These are just a few elements that a sound designer can have fun with and involve his creativity.
Have you used any Sound Ideas sound effects or music during you career? If yes, which ones? Do you have a favourite collection that you find yourself constantly reaching for during your work?
Yes, my favorite collection is the Foley Footsteps Sound Effects Library. I found it great and very helpful on a variety of projects. It helped me every time I was looking for different types of shoes, walking speeds and surfaces. I appreciated the quality of the recordings, the cleanliness and dynamic range that they have, as well as the amount of takes of each performance.
The collection allowed me to have a great level of flexibility during my work.
What has been your biggest challenge in your career so far?
I find myself in a constant need to improve my knowledge, expanding my abilities to conceive and perceive the final product. I have had to do navigate this path sometimes without a guide or a mentor, but instead just spending many hours reading and studying the work of others: how they did certain things, how they created and conceived their sound design.
If you think you have reached a good level of knowledge, there’s always another step forward. So that’s the biggest challenge I’m still experiencing.
What projects are you currently working on?
I’m currently working on the feature film “Headlock”, a thriller written and directed by Mark Polish, starring Andy Garcia and Justin Bartha. It’s one of the most ambitious projects for sound design I’ve ever worked on. It requires a combination of editing and creative skills to properly envision the right sound for the entire film.
I’m researching a lot on how to develop all the peculiar sounds that the film requires on every scene and I’m gathering many resources to depict a movie that is pushing me to find new approaches to sound design.
And finally, what would be your best advice to those trying to get into the sound design business?
My best advice is to get in touch with professionals in the industry and get yourself involved in a project.
Look on the internet and search for any job opportunities that may fit your level of experience.
There are many websites that allow you to connect with directors and film productions. Even if their projects are low-mid level of quality, go for them, that’s a start.

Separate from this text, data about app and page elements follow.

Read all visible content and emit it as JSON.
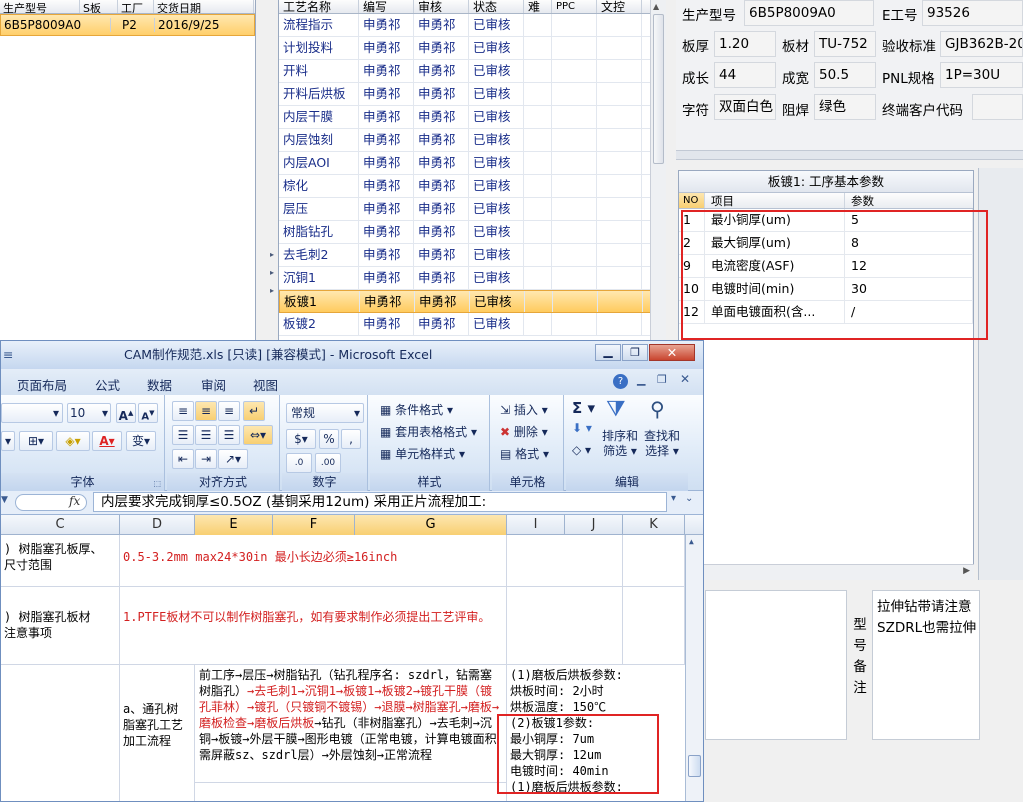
{
  "orders": {
    "columns": [
      "生产型号",
      "S板",
      "工厂",
      "交货日期"
    ],
    "row": {
      "model": "6B5P8009A0",
      "s": "",
      "factory": "P2",
      "date": "2016/9/25"
    }
  },
  "process": {
    "columns": [
      "工艺名称",
      "编写",
      "审核",
      "状态",
      "难",
      "PPC",
      "文控"
    ],
    "rows": [
      {
        "name": "流程指示",
        "author": "申勇祁",
        "auditor": "申勇祁",
        "status": "已审核"
      },
      {
        "name": "计划投料",
        "author": "申勇祁",
        "auditor": "申勇祁",
        "status": "已审核"
      },
      {
        "name": "开料",
        "author": "申勇祁",
        "auditor": "申勇祁",
        "status": "已审核"
      },
      {
        "name": "开料后烘板",
        "author": "申勇祁",
        "auditor": "申勇祁",
        "status": "已审核"
      },
      {
        "name": "内层干膜",
        "author": "申勇祁",
        "auditor": "申勇祁",
        "status": "已审核"
      },
      {
        "name": "内层蚀刻",
        "author": "申勇祁",
        "auditor": "申勇祁",
        "status": "已审核"
      },
      {
        "name": "内层AOI",
        "author": "申勇祁",
        "auditor": "申勇祁",
        "status": "已审核"
      },
      {
        "name": "棕化",
        "author": "申勇祁",
        "auditor": "申勇祁",
        "status": "已审核"
      },
      {
        "name": "层压",
        "author": "申勇祁",
        "auditor": "申勇祁",
        "status": "已审核"
      },
      {
        "name": "树脂钻孔",
        "author": "申勇祁",
        "auditor": "申勇祁",
        "status": "已审核"
      },
      {
        "name": "去毛刺2",
        "author": "申勇祁",
        "auditor": "申勇祁",
        "status": "已审核"
      },
      {
        "name": "沉铜1",
        "author": "申勇祁",
        "auditor": "申勇祁",
        "status": "已审核"
      },
      {
        "name": "板镀1",
        "author": "申勇祁",
        "auditor": "申勇祁",
        "status": "已审核"
      },
      {
        "name": "板镀2",
        "author": "申勇祁",
        "auditor": "申勇祁",
        "status": "已审核"
      }
    ],
    "selected_index": 12
  },
  "info": {
    "model_label": "生产型号",
    "model_value": "6B5P8009A0",
    "eno_label": "E工号",
    "eno_value": "93526",
    "thickness_label": "板厚",
    "thickness_value": "1.20",
    "material_label": "板材",
    "material_value": "TU-752",
    "std_label": "验收标准",
    "std_value": "GJB362B-20",
    "len_label": "成长",
    "len_value": "44",
    "width_label": "成宽",
    "width_value": "50.5",
    "pnl_label": "PNL规格",
    "pnl_value": "1P=30U",
    "char_label": "字符",
    "char_value": "双面白色",
    "mask_label": "阻焊",
    "mask_value": "绿色",
    "cust_label": "终端客户代码",
    "cust_value": ""
  },
  "param": {
    "title": "板镀1: 工序基本参数",
    "columns": [
      "NO",
      "项目",
      "参数"
    ],
    "rows": [
      {
        "no": "1",
        "item": "最小铜厚(um)",
        "value": "5"
      },
      {
        "no": "2",
        "item": "最大铜厚(um)",
        "value": "8"
      },
      {
        "no": "9",
        "item": "电流密度(ASF)",
        "value": "12"
      },
      {
        "no": "10",
        "item": "电镀时间(min)",
        "value": "30"
      },
      {
        "no": "12",
        "item": "单面电镀面积(含...",
        "value": "/"
      }
    ]
  },
  "remark": {
    "label_chars": [
      "型",
      "号",
      "备",
      "注"
    ],
    "lines": [
      "拉伸钻带请注意",
      "SZDRL也需拉伸"
    ]
  },
  "excel": {
    "title": "CAM制作规范.xls [只读] [兼容模式] - Microsoft Excel",
    "menu": [
      "页面布局",
      "公式",
      "数据",
      "审阅",
      "视图"
    ],
    "font_size": "10",
    "number_format": "常规",
    "groups": {
      "font": "字体",
      "align": "对齐方式",
      "number": "数字",
      "style": "样式",
      "cells": "单元格",
      "edit": "编辑"
    },
    "style_items": [
      "条件格式",
      "套用表格格式",
      "单元格样式"
    ],
    "cell_items": [
      "插入",
      "删除",
      "格式"
    ],
    "edit_items": {
      "sort1": "排序和",
      "sort2": "筛选",
      "find1": "查找和",
      "find2": "选择"
    },
    "fx": "fx",
    "formula": "内层要求完成铜厚≤0.5OZ (基铜采用12um) 采用正片流程加工:",
    "columns": [
      "C",
      "D",
      "E",
      "F",
      "G",
      "I",
      "J",
      "K"
    ],
    "rows": {
      "r1c": ") 树脂塞孔板厚、\n尺寸范围",
      "r1d": "0.5-3.2mm    max24*30in 最小长边必须≥16inch",
      "r2c": ") 树脂塞孔板材\n注意事项",
      "r2d": "1.PTFE板材不可以制作树脂塞孔，如有要求制作必须提出工艺评审。",
      "r3c": "",
      "r3d": "a、通孔树\n脂塞孔工艺\n加工流程",
      "r3e_black1": "前工序→层压→树脂钻孔（钻孔程序名: szdrl，钻需塞树脂孔）",
      "r3e_red1": "→去毛刺1→沉铜1→板镀1→板镀2→镀孔干膜（镀孔菲林）→镀孔（只镀铜不镀锡）→退膜→树脂塞孔→磨板→磨板检查→磨板后烘板",
      "r3e_black2": "→钻孔（非树脂塞孔）→去毛刺→沉铜→板镀→外层干膜→图形电镀（正常电镀，计算电镀面积需屏蔽sz、szdrl层）→外层蚀刻→正常流程",
      "r3i": [
        "(1)磨板后烘板参数:",
        "烘板时间: 2小时",
        "烘板温度: 150℃",
        "(2)板镀1参数:",
        "最小铜厚: 7um",
        "最大铜厚: 12um",
        "电镀时间: 40min",
        "(1)磨板后烘板参数:"
      ]
    }
  },
  "colors": {
    "highlight": "#ffcf6b",
    "red_box": "#e02424",
    "blue_text": "#1a2e8a",
    "red_text": "#d32020"
  }
}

Build some good relationships, find a studio or be available to move to a location where there are more work opportunities.
Believe in yourself, don’t postpone important steps now that you may transform into a resentment in the future. If you really want something, just take it. If you go for it, you’ll get it.
The only limits that you may experience, are in yourself.
Sound Ideas would like to thank Daniele Carli for taking the time to answer our questions for this interview!